On 16th April there was an "Urgent question in the House of Commons" on the part of Mr David Lammy MP (Labour) who said that it was "inhumane and cruel" for people to have suffered in this way.  The Home Secretary (Amber Rudd MP) said that she had now set up a team to help people evidence their right to be in the UK and no payment would be required for this service. 

A warning to the government came when Diane Abbott asked her question over four years ago and it is shameful that it took a breaking scandal to force the Home Office into some action to help the Windrush generation

It appears that some form of compensation scheme is under consideration by the government (BBC News 21st April).

Cases demonstrating the hardship:

Read about Trevor and Desmond Johnson.  Read about other victims who have lost jobs, homes and loved ones such as Dexter Bristol who moved from Grenada to the UK in 1968, aged eight, to join his mother who was working as an NHS nurse, and he spent the rest of his life in the UK. He was sacked from his cleaning job last year because he had no passport, was denied benefits and became depressed. Bristol died while still trying to prove he was in the country legally

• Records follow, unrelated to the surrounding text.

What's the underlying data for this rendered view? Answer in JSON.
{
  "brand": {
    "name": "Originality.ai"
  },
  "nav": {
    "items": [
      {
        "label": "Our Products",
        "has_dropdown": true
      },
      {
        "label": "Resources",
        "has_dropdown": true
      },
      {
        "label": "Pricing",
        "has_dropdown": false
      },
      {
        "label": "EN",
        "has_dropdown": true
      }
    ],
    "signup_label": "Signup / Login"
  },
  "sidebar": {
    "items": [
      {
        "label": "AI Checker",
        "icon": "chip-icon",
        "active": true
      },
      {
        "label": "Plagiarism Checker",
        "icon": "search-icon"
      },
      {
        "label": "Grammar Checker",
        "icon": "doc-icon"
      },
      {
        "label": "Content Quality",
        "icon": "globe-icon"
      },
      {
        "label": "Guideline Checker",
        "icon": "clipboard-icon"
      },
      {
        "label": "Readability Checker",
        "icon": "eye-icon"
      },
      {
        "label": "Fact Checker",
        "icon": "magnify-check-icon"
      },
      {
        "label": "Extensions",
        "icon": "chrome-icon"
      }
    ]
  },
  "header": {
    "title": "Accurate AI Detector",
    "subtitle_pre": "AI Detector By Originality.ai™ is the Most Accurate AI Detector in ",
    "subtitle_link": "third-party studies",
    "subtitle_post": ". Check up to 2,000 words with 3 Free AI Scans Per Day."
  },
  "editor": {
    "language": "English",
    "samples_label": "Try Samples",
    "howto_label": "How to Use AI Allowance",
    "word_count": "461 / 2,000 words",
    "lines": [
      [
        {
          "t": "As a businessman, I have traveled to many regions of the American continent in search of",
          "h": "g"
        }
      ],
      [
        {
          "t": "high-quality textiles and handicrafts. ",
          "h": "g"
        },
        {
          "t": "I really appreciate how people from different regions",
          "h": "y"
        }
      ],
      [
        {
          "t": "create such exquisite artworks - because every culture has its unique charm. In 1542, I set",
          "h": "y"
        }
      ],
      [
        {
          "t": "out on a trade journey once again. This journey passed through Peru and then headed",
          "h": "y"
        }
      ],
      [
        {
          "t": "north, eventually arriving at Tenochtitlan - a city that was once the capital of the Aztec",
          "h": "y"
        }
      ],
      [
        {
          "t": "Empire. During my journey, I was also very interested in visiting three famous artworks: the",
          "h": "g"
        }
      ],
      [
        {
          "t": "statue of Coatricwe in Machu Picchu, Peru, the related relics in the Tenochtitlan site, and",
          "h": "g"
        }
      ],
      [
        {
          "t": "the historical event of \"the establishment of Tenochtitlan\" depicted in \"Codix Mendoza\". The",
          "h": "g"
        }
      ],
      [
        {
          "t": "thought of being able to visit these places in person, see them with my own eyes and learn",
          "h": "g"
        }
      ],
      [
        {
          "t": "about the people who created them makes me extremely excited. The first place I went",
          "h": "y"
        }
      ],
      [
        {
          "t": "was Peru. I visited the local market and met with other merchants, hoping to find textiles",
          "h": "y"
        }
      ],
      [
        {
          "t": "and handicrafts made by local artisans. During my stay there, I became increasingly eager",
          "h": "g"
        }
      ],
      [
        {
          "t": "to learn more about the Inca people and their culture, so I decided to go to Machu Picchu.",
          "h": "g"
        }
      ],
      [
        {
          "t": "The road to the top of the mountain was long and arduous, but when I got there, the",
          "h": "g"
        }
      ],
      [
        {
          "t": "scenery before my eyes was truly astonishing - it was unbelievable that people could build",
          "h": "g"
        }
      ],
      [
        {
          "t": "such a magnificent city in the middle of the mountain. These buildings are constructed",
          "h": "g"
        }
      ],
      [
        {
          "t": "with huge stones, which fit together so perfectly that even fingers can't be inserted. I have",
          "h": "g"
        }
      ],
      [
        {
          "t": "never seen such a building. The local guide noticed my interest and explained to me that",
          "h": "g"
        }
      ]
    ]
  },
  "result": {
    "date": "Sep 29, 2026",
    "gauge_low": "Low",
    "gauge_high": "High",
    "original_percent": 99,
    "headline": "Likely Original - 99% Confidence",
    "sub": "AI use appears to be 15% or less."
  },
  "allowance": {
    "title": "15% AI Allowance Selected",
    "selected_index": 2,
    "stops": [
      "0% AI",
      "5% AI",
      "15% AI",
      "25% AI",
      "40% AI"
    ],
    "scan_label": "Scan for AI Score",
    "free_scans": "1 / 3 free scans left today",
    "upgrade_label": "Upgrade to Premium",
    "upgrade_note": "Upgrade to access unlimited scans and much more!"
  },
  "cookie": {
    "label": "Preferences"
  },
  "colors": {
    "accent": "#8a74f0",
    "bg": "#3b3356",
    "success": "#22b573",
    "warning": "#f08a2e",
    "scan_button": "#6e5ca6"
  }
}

Home Office:

The Home Office has published Guidance for undocumented Commonwealth Citizens

Other links:

The Guardian 16th April - Windrush U-turn welcome but Theresa May's policy was just cruel

The Guardian 22nd April - Government aware for years that "hostile environment" hurt the Windrush generation.

Civil Service World - Windrush: Home Office officials raised concern over immigration rules

*** ADDENDUM ***

Update 1st May 2018 -

Amber Rudd - the Home Secretary - resigned and was replaced by Sajid Javid MP.

The resignation letter and the Prime Minister's reply are published by The Independent - HERE

On 25th April, the Home Affairs Committee conducted a session on the Windrush issue.  The whole session may be viewed HERE.   Evidence of witnesses showed that removal targets existed and had been applied on a Regional basis.  When the Committee Chair (Yvette Cooper MP) asked about the existence of targets, Mrs Rudd replied "We don't have targets for removal."  This part of the evidence commences around 1650 hours.

The pressure on Amber Rudd increased late on Sunday afternoon as the Guardian revealed that in a leaked 2017 letter to Theresa May, Rudd had told the prime minister of her intention to increase deportations by 10% – seemingly at odds with her recent denials that she was aware of deportation targets - see The Guardian 30th April

The Prime Minister - Theresa May - who steered the Immigrsation Act 2014 through Parliament - sought to distance herself from the Windrush row - The Guardian 30th April - "The prime minister tried to draw a line under the affair by arguing that Rudd had only resigned over a single error, while separating the issue from the wider scandal over the Windrush generation.  She again declined to place the blame for the debacle, which has caught up thousands of people and is widely regarded as a result of her own “hostile environment” strategy, on individual ministers or civil servants at her former department."

The Guardian has published a timeline of events.

No comments:

Post a comment